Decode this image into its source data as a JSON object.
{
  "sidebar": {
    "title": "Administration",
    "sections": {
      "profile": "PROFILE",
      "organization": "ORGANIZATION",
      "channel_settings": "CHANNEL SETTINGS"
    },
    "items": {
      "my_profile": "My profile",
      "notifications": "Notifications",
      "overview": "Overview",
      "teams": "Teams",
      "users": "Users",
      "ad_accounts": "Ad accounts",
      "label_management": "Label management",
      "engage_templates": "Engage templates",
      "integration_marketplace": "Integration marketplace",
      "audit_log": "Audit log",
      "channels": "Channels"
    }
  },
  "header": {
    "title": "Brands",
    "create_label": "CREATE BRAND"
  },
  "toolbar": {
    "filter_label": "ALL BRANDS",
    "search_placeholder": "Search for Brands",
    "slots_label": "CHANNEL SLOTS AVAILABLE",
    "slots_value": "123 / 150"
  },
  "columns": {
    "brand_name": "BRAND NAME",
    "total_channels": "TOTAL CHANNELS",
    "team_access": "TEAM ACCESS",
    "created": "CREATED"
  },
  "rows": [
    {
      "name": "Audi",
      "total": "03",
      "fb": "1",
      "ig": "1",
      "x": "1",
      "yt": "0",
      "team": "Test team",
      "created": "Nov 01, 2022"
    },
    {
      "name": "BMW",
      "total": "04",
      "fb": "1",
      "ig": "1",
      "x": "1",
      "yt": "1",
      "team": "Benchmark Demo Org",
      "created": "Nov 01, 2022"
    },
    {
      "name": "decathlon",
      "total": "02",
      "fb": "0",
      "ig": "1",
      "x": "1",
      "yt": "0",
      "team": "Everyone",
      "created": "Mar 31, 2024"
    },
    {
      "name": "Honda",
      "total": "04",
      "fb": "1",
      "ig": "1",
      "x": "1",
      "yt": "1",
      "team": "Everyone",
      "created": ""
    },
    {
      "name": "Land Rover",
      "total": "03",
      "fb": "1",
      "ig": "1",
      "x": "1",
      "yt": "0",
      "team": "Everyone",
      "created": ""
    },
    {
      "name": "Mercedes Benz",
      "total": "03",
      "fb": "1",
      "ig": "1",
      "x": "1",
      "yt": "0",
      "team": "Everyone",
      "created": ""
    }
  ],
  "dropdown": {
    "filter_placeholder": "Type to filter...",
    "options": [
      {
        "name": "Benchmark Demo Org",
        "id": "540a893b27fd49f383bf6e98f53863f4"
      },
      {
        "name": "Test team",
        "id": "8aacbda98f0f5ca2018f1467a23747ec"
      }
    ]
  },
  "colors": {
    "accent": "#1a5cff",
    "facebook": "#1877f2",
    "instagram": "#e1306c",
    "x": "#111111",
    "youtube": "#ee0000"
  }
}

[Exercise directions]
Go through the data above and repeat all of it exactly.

[Response]
Decode this image into its source data as a JSON object.
{
  "sidebar": {
    "title": "Administration",
    "sections": {
      "profile": "PROFILE",
      "organization": "ORGANIZATION",
      "channel_settings": "CHANNEL SETTINGS"
    },
    "items": {
      "my_profile": "My profile",
      "notifications": "Notifications",
      "overview": "Overview",
      "teams": "Teams",
      "users": "Users",
      "ad_accounts": "Ad accounts",
      "label_management": "Label management",
      "engage_templates": "Engage templates",
      "integration_marketplace": "Integration marketplace",
      "audit_log": "Audit log",
      "channels": "Channels"
    }
  },
  "header": {
    "title": "Brands",
    "create_label": "CREATE BRAND"
  },
  "toolbar": {
    "filter_label": "ALL BRANDS",
    "search_placeholder": "Search for Brands",
    "slots_label": "CHANNEL SLOTS AVAILABLE",
    "slots_value": "123 / 150"
  },
  "columns": {
    "brand_name": "BRAND NAME",
    "total_channels": "TOTAL CHANNELS",
    "team_access": "TEAM ACCESS",
    "created": "CREATED"
  },
  "rows": [
    {
      "name": "Audi",
      "total": "03",
      "fb": "1",
      "ig": "1",
      "x": "1",
      "yt": "0",
      "team": "Test team",
      "created": "Nov 01, 2022"
    },
    {
      "name": "BMW",
      "total": "04",
      "fb": "1",
      "ig": "1",
      "x": "1",
      "yt": "1",
      "team": "Benchmark Demo Org",
      "created": "Nov 01, 2022"
    },
    {
      "name": "decathlon",
      "total": "02",
      "fb": "0",
      "ig": "1",
      "x": "1",
      "yt": "0",
      "team": "Everyone",
      "created": "Mar 31, 2024"
    },
    {
      "name": "Honda",
      "total": "04",
      "fb": "1",
      "ig": "1",
      "x": "1",
      "yt": "1",
      "team": "Everyone",
      "created": ""
    },
    {
      "name": "Land Rover",
      "total": "03",
      "fb": "1",
      "ig": "1",
      "x": "1",
      "yt": "0",
      "team": "Everyone",
      "created": ""
    },
    {
      "name": "Mercedes Benz",
      "total": "03",
      "fb": "1",
      "ig": "1",
      "x": "1",
      "yt": "0",
      "team": "Everyone",
      "created": ""
    }
  ],
  "dropdown": {
    "filter_placeholder": "Type to filter...",
    "options": [
      {
        "name": "Benchmark Demo Org",
        "id": "540a893b27fd49f383bf6e98f53863f4"
      },
      {
        "name": "Test team",
        "id": "8aacbda98f0f5ca2018f1467a23747ec"
      }
    ]
  },
  "colors": {
    "accent": "#1a5cff",
    "facebook": "#1877f2",
    "instagram": "#e1306c",
    "x": "#111111",
    "youtube": "#ee0000"
  }
}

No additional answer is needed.